I like to travel and so does my wife. We enjoy exploring other regions of the world, meeting the people, and experiencing the differing ways of life. While many travelers dread the thought of overseas trips, I look forward to them, whether it’s for business or pleasure.

Near the end of most trips, I cherish the thought of returning home. I’m currently having those thoughts as I wing my way over the Atlantic after a week-long journey. I’m thinking about the excellent food and service that we often take for granted. And while the U.S. dollar doesn’t go as far as is used to, most products and services in the U.S. are quite affordable. We complain about high gasoline prices, but they are nothing compared to Europe and many other parts of the world.
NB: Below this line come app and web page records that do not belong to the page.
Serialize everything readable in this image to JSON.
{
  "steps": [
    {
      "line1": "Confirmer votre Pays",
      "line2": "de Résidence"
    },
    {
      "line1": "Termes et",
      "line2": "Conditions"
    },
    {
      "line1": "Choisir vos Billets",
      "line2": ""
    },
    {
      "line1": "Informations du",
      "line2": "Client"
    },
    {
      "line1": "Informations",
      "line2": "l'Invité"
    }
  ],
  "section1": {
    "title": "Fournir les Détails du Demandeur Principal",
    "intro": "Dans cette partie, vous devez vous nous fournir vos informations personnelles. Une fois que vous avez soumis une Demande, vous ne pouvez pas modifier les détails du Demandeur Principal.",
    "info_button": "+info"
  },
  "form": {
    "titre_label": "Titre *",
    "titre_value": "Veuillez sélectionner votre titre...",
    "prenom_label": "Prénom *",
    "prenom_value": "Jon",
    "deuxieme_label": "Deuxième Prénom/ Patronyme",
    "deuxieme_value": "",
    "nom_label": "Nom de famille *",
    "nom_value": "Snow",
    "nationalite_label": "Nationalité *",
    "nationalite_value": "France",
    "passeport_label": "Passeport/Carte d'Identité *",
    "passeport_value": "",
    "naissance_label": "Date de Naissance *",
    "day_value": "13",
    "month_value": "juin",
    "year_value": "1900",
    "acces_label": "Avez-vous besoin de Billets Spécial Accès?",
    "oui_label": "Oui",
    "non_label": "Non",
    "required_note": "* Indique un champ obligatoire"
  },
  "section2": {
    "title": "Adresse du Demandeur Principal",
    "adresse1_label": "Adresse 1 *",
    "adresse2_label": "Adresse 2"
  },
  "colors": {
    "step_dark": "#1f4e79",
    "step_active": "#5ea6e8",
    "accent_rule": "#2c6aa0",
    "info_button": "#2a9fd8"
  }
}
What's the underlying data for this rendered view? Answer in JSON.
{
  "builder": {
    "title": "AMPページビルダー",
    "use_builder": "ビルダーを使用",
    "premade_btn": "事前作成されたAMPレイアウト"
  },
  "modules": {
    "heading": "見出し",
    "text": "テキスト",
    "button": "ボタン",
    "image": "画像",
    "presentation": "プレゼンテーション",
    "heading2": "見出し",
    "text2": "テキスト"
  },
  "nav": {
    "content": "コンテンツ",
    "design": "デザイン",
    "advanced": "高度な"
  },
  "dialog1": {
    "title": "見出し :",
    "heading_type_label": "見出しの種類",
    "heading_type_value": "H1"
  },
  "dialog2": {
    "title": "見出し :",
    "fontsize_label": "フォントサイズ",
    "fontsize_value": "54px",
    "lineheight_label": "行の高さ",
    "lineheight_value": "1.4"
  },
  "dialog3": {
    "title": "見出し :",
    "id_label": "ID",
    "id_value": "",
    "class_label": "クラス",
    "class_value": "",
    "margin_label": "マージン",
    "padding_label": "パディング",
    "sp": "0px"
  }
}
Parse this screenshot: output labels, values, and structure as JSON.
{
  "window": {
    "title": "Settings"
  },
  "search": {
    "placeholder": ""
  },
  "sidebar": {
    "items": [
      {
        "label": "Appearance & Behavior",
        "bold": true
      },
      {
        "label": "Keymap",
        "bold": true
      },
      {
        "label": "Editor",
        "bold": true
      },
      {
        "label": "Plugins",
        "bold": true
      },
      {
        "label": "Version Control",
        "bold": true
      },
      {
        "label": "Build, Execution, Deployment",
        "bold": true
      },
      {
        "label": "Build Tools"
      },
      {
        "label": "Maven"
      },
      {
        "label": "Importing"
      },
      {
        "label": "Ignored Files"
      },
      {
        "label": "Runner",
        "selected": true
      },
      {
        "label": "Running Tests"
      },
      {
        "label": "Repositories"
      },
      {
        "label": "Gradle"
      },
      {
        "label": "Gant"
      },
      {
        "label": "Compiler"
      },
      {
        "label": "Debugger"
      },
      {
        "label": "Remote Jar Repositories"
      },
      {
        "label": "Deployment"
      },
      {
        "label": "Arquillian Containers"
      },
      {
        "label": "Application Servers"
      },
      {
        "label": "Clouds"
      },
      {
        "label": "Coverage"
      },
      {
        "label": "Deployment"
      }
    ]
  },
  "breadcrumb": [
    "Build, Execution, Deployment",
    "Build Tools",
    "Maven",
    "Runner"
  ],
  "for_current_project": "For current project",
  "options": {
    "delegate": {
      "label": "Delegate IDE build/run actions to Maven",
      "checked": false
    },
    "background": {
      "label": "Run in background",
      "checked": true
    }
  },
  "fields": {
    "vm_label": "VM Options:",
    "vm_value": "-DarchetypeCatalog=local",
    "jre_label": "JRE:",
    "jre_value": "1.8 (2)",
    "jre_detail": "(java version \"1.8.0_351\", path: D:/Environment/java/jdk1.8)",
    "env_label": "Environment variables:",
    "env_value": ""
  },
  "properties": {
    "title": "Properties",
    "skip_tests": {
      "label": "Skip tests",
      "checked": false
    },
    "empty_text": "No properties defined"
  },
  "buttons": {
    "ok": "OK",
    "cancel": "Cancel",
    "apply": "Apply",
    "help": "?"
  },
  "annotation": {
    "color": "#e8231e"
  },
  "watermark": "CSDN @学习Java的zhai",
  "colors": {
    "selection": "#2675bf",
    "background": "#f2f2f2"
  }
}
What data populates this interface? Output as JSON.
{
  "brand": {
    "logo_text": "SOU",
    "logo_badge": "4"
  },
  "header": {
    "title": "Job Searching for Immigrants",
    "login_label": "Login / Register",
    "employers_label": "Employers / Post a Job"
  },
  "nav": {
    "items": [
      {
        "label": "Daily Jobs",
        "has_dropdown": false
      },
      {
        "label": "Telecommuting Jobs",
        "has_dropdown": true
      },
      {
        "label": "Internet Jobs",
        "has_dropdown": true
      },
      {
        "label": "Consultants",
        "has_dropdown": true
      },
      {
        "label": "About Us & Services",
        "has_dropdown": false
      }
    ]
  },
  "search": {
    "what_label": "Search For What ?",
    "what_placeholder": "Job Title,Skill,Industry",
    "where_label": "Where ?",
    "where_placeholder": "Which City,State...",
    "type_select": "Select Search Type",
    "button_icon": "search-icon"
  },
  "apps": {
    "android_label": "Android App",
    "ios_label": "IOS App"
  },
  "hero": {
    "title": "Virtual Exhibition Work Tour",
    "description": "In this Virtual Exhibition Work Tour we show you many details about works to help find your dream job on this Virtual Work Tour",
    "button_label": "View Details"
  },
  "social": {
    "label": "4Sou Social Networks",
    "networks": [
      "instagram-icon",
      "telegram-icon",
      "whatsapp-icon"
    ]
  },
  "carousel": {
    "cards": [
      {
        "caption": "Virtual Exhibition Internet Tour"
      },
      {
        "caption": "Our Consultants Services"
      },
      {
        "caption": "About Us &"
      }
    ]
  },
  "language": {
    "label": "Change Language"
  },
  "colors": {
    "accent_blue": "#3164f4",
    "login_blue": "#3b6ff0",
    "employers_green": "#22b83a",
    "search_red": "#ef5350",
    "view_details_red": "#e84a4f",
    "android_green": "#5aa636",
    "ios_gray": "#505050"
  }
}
I replaced three-quarters of a tank of fuel in a rental car in the UK and it came to $73.

Our universities, elementary and secondary schools, and hospitals are among the best in the world. Our transportation systems and state and federal governments are not perfect, but they are as good or better than most. A large number of us have spacious homes, two or three car garages, high-speed Internet access (at work and in our homes), multiple televisions, and cash to dine out.

What’s more, Americans are determined to succeed and are able to pursue their dreams. People from other countries have similar ambitions, but governments, cultures, and other obstacles often make it difficult for them. I recall a German friend explaining to me the headaches, hassles, and costs associated with starting a very small software company in Germany. Not the case in the U.S. At any moment, one can launch a company (a sole proprietorship) with no applications, paperwork, requests, or government approval.

As much as I like to travel and enjoy the many pleasures of visiting foreign lands, there’s no substitute to home. And very soon, I’ll be there.